*** Opening of SUPPLIED INFORMATION ***
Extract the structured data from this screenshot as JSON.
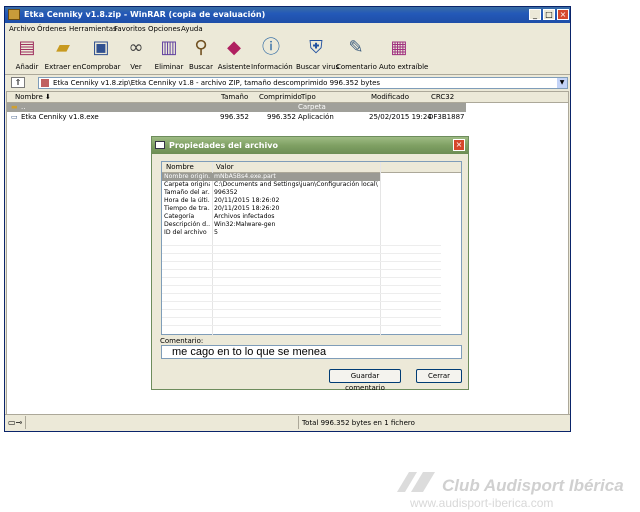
{
  "window": {
    "title": "Etka Cenniky v1.8.zip - WinRAR (copia de evaluación)",
    "controls": {
      "minimize": "_",
      "maximize": "□",
      "close": "×"
    }
  },
  "menu": [
    "Archivo",
    "Órdenes",
    "Herramientas",
    "Favoritos",
    "Opciones",
    "Ayuda"
  ],
  "toolbar": [
    {
      "label": "Añadir",
      "icon": "add-icon"
    },
    {
      "label": "Extraer en",
      "icon": "extract-icon"
    },
    {
      "label": "Comprobar",
      "icon": "test-icon"
    },
    {
      "label": "Ver",
      "icon": "view-icon"
    },
    {
      "label": "Eliminar",
      "icon": "delete-icon"
    },
    {
      "label": "Buscar",
      "icon": "find-icon"
    },
    {
      "label": "Asistente",
      "icon": "wizard-icon"
    },
    {
      "label": "Información",
      "icon": "info-icon"
    },
    {
      "label": "Buscar virus",
      "icon": "virus-scan-icon"
    },
    {
      "label": "Comentario",
      "icon": "comment-icon"
    },
    {
      "label": "Auto extraíble",
      "icon": "sfx-icon"
    }
  ],
  "path": "Etka Cenniky v1.8.zip\\Etka Cenniky v1.8 - archivo ZIP, tamaño descomprimido 996.352 bytes",
  "columns": [
    "Nombre",
    "Tamaño",
    "Comprimido",
    "Tipo",
    "Modificado",
    "CRC32"
  ],
  "files": [
    {
      "name": "..",
      "size": "",
      "packed": "",
      "type": "Carpeta",
      "modified": "",
      "crc": ""
    },
    {
      "name": "Etka Cenniky v1.8.exe",
      "size": "996.352",
      "packed": "996.352",
      "type": "Aplicación",
      "modified": "25/02/2015 19:24",
      "crc": "DF3B1887"
    }
  ],
  "status": "Total 996.352 bytes en 1 fichero",
  "dialog": {
    "title": "Propiedades del archivo",
    "columns": [
      "Nombre",
      "Valor"
    ],
    "rows": [
      {
        "name": "Nombre origin...",
        "value": "mNbA5Bs4.exe.part"
      },
      {
        "name": "Carpeta original",
        "value": "C:\\Documents and Settings\\juan\\Configuración local\\T..."
      },
      {
        "name": "Tamaño del ar...",
        "value": "996352"
      },
      {
        "name": "Hora de la últi...",
        "value": "20/11/2015 18:26:02"
      },
      {
        "name": "Tiempo de tra...",
        "value": "20/11/2015 18:26:20"
      },
      {
        "name": "Categoría",
        "value": "Archivos infectados"
      },
      {
        "name": "Descripción d...",
        "value": "Win32:Malware-gen"
      },
      {
        "name": "ID del archivo",
        "value": "5"
      }
    ],
    "comment_label": "Comentario:",
    "comment_value": "me cago en to lo que se menea",
    "save_button": "Guardar comentario",
    "close_button": "Cerrar"
  },
  "watermark": {
    "brand": "Club Audisport Ibérica",
    "url": "www.audisport-iberica.com"
  }
}
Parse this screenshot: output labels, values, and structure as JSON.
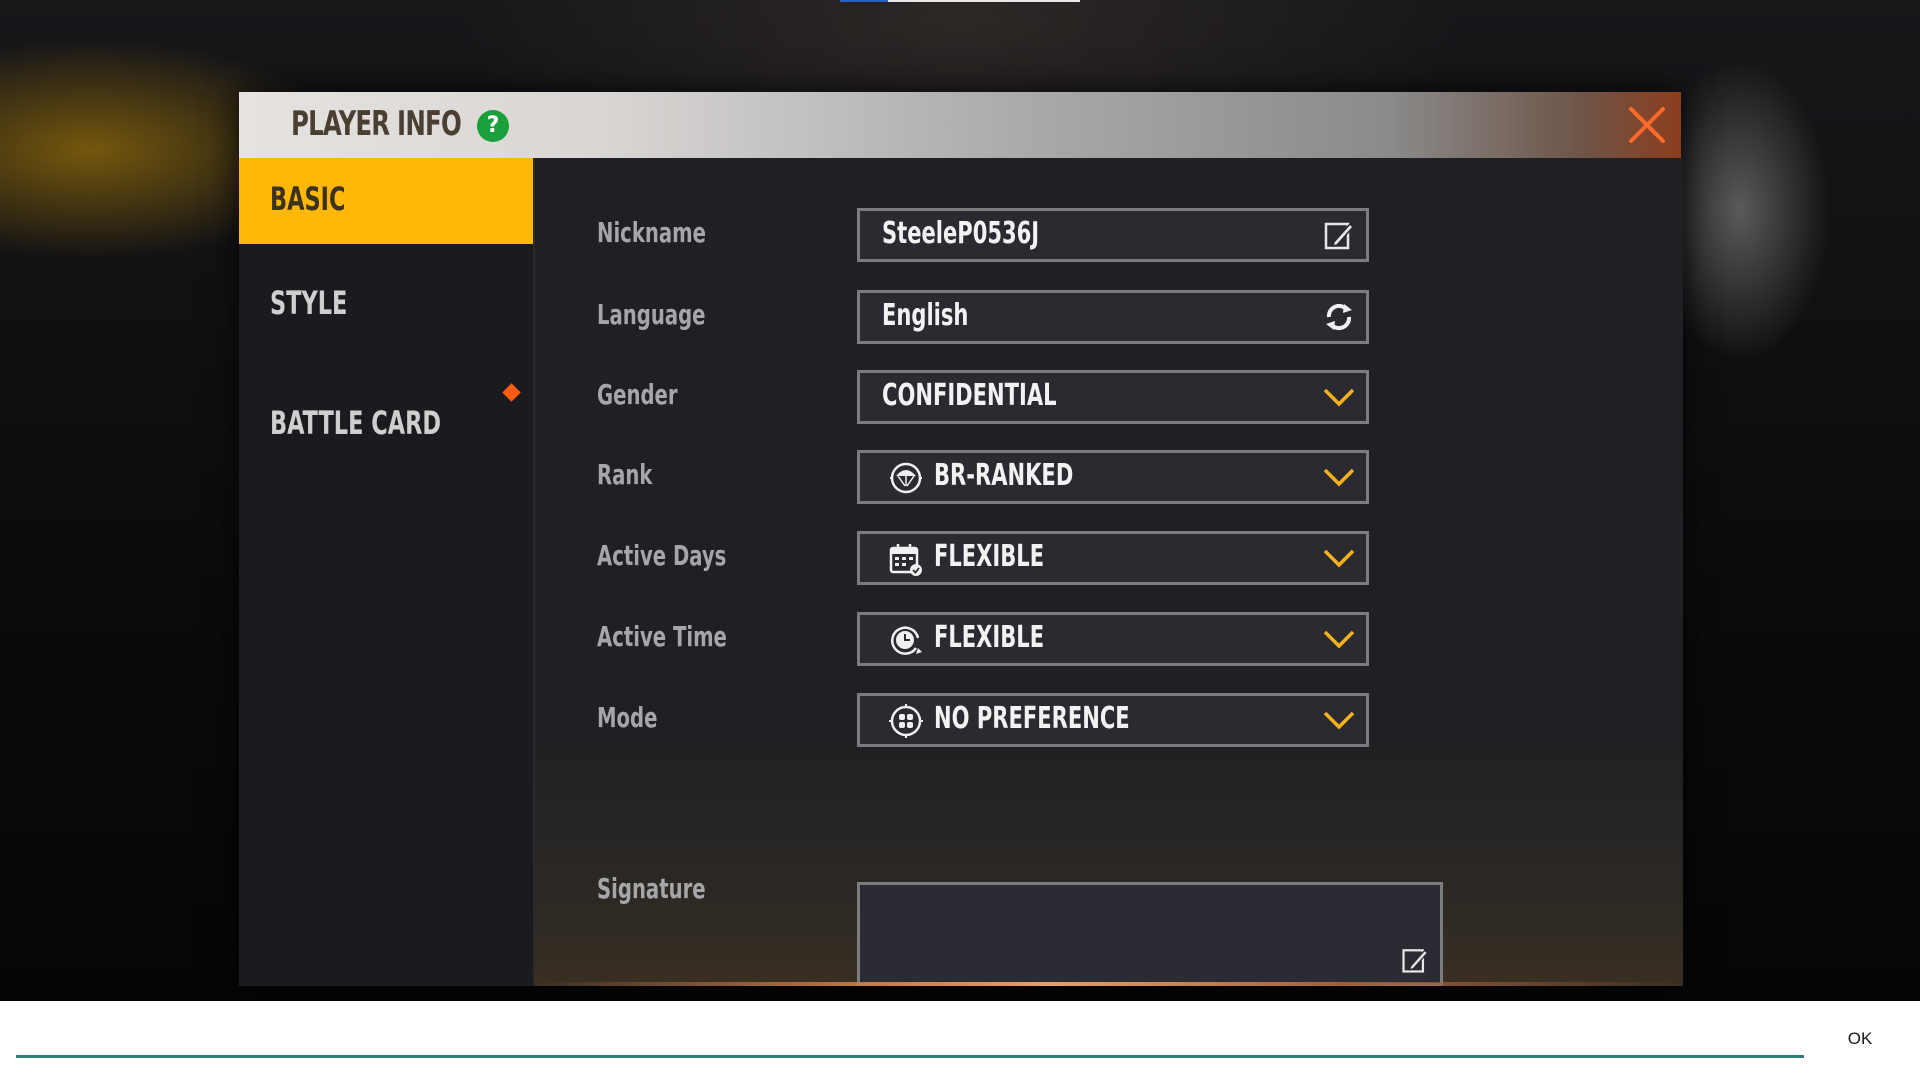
{
  "dialog": {
    "title": "PLAYER INFO",
    "help_icon": "?",
    "close_icon": "close-x-icon"
  },
  "sidebar": {
    "tabs": [
      {
        "label": "BASIC",
        "active": true
      },
      {
        "label": "STYLE",
        "active": false
      },
      {
        "label": "BATTLE CARD",
        "active": false,
        "has_notification": true
      }
    ]
  },
  "form": {
    "nickname": {
      "label": "Nickname",
      "value": "SteeleP0536J",
      "icon": "edit-icon"
    },
    "language": {
      "label": "Language",
      "value": "English",
      "icon": "refresh-icon"
    },
    "gender": {
      "label": "Gender",
      "value": "CONFIDENTIAL",
      "icon": "chevron-down-icon"
    },
    "rank": {
      "label": "Rank",
      "value": "BR-RANKED",
      "lead_icon": "parachute-icon",
      "icon": "chevron-down-icon"
    },
    "active_days": {
      "label": "Active Days",
      "value": "FLEXIBLE",
      "lead_icon": "calendar-icon",
      "icon": "chevron-down-icon"
    },
    "active_time": {
      "label": "Active Time",
      "value": "FLEXIBLE",
      "lead_icon": "clock-icon",
      "icon": "chevron-down-icon"
    },
    "mode": {
      "label": "Mode",
      "value": "NO PREFERENCE",
      "lead_icon": "mode-grid-icon",
      "icon": "chevron-down-icon"
    },
    "signature": {
      "label": "Signature",
      "value": "",
      "icon": "edit-icon"
    }
  },
  "keyboard_bar": {
    "input_value": "",
    "ok_label": "OK"
  },
  "colors": {
    "accent_yellow": "#feb908",
    "close_orange": "#ff6a2a",
    "help_green": "#1aa03a",
    "notification_orange": "#ff5a14",
    "chevron_yellow": "#f5b21b",
    "input_underline": "#2f7d76"
  }
}
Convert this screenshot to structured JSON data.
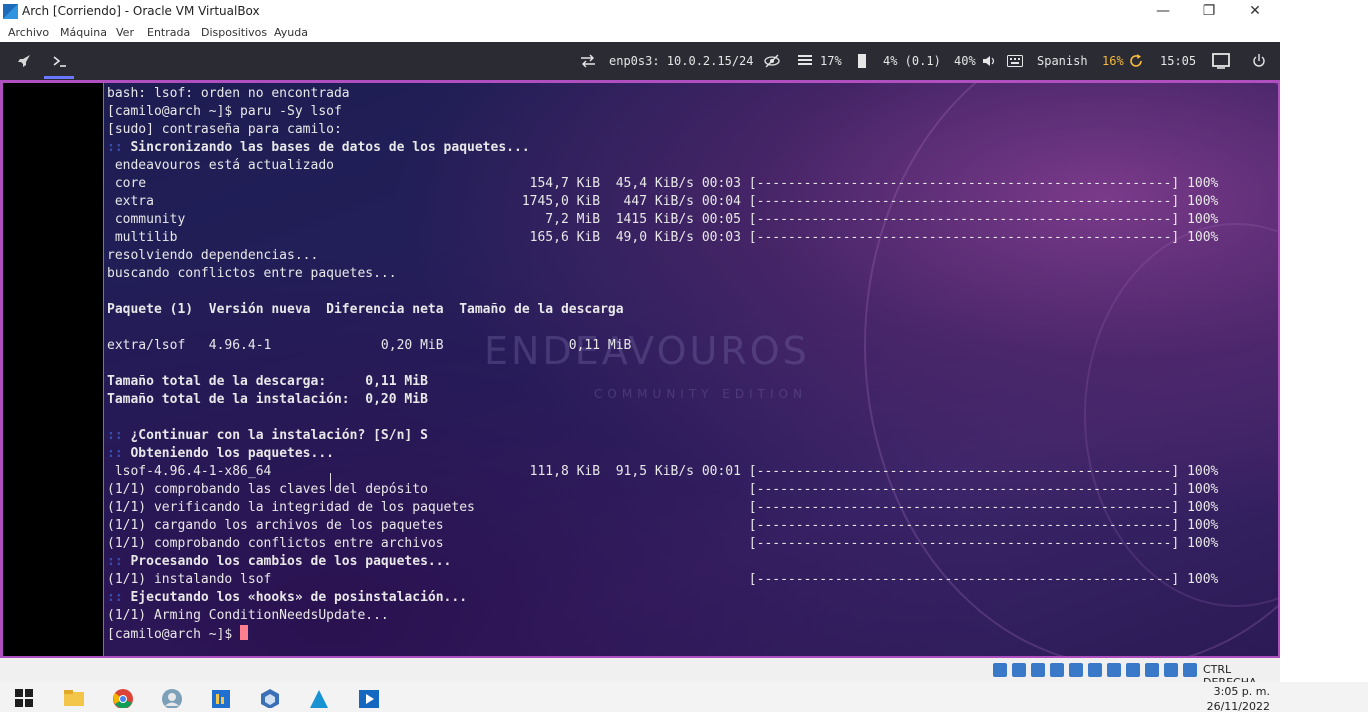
{
  "window": {
    "title": "Arch [Corriendo] - Oracle VM VirtualBox"
  },
  "menu": [
    "Archivo",
    "Máquina",
    "Ver",
    "Entrada",
    "Dispositivos",
    "Ayuda"
  ],
  "panel": {
    "network": "enp0s3: 10.0.2.15/24",
    "mem": "17%",
    "cpu": "4% (0.1)",
    "volume": "40%",
    "keyboard": "Spanish",
    "updates": "16%",
    "time": "15:05"
  },
  "terminal": {
    "lines": [
      "bash: lsof: orden no encontrada",
      "[camilo@arch ~]$ paru -Sy lsof",
      "[sudo] contraseña para camilo:",
      ":: Sincronizando las bases de datos de los paquetes...",
      " endeavouros está actualizado",
      " core                                                 154,7 KiB  45,4 KiB/s 00:03 [-----------------------------------------------------] 100%",
      " extra                                               1745,0 KiB   447 KiB/s 00:04 [-----------------------------------------------------] 100%",
      " community                                              7,2 MiB  1415 KiB/s 00:05 [-----------------------------------------------------] 100%",
      " multilib                                             165,6 KiB  49,0 KiB/s 00:03 [-----------------------------------------------------] 100%",
      "resolviendo dependencias...",
      "buscando conflictos entre paquetes...",
      "",
      "Paquete (1)  Versión nueva  Diferencia neta  Tamaño de la descarga",
      "",
      "extra/lsof   4.96.4-1              0,20 MiB                0,11 MiB",
      "",
      "Tamaño total de la descarga:     0,11 MiB",
      "Tamaño total de la instalación:  0,20 MiB",
      "",
      ":: ¿Continuar con la instalación? [S/n] S",
      ":: Obteniendo los paquetes...",
      " lsof-4.96.4-1-x86_64                                 111,8 KiB  91,5 KiB/s 00:01 [-----------------------------------------------------] 100%",
      "(1/1) comprobando las claves del depósito                                         [-----------------------------------------------------] 100%",
      "(1/1) verificando la integridad de los paquetes                                   [-----------------------------------------------------] 100%",
      "(1/1) cargando los archivos de los paquetes                                       [-----------------------------------------------------] 100%",
      "(1/1) comprobando conflictos entre archivos                                       [-----------------------------------------------------] 100%",
      ":: Procesando los cambios de los paquetes...",
      "(1/1) instalando lsof                                                             [-----------------------------------------------------] 100%",
      ":: Ejecutando los «hooks» de posinstalación...",
      "(1/1) Arming ConditionNeedsUpdate...",
      "[camilo@arch ~]$ "
    ],
    "bold_lines": [
      3,
      12,
      16,
      17,
      19,
      20,
      26,
      28
    ],
    "watermark": "ENDEAVOUROS",
    "watermark_sub": "COMMUNITY EDITION"
  },
  "vbox_status": {
    "host_key": "CTRL DERECHA"
  },
  "taskbar": {
    "time": "3:05 p. m.",
    "date": "26/11/2022"
  }
}
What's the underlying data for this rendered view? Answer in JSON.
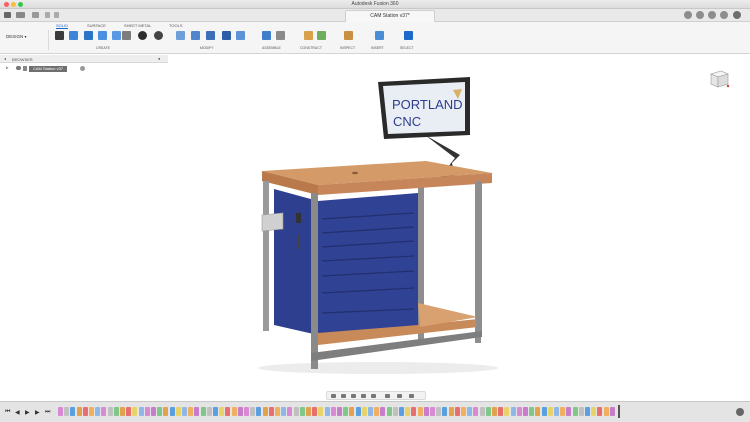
{
  "window": {
    "title": "Autodesk Fusion 360"
  },
  "document_tab": {
    "label": "CAM Station v37*"
  },
  "ribbon": {
    "workspace_label": "DESIGN",
    "tabs": [
      {
        "label": "SOLID",
        "active": true
      },
      {
        "label": "SURFACE",
        "active": false
      },
      {
        "label": "SHEET METAL",
        "active": false
      },
      {
        "label": "TOOLS",
        "active": false
      }
    ],
    "groups": [
      "CREATE",
      "MODIFY",
      "ASSEMBLE",
      "CONSTRUCT",
      "INSPECT",
      "INSERT",
      "SELECT"
    ]
  },
  "browser": {
    "header": "BROWSER",
    "root_component": "CAM Station v37"
  },
  "model": {
    "monitor_text_line1": "PORTLAND",
    "monitor_text_line2": "CNC"
  },
  "viewcube": {
    "label": "FRONT"
  },
  "colors": {
    "accent": "#1b6ac9",
    "wood": "#c98a5a",
    "cabinet_blue": "#2e3f8f",
    "frame_gray": "#8e8e8e"
  }
}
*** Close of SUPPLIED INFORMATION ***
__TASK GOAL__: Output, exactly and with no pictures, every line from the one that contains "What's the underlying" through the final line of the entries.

__EXERCISE ANSWER__:
What's the underlying data for this rendered view? Answer in JSON.
{
  "window": {
    "title": "Autodesk Fusion 360"
  },
  "document_tab": {
    "label": "CAM Station v37*"
  },
  "ribbon": {
    "workspace_label": "DESIGN",
    "tabs": [
      {
        "label": "SOLID",
        "active": true
      },
      {
        "label": "SURFACE",
        "active": false
      },
      {
        "label": "SHEET METAL",
        "active": false
      },
      {
        "label": "TOOLS",
        "active": false
      }
    ],
    "groups": [
      "CREATE",
      "MODIFY",
      "ASSEMBLE",
      "CONSTRUCT",
      "INSPECT",
      "INSERT",
      "SELECT"
    ]
  },
  "browser": {
    "header": "BROWSER",
    "root_component": "CAM Station v37"
  },
  "model": {
    "monitor_text_line1": "PORTLAND",
    "monitor_text_line2": "CNC"
  },
  "viewcube": {
    "label": "FRONT"
  },
  "colors": {
    "accent": "#1b6ac9",
    "wood": "#c98a5a",
    "cabinet_blue": "#2e3f8f",
    "frame_gray": "#8e8e8e"
  }
}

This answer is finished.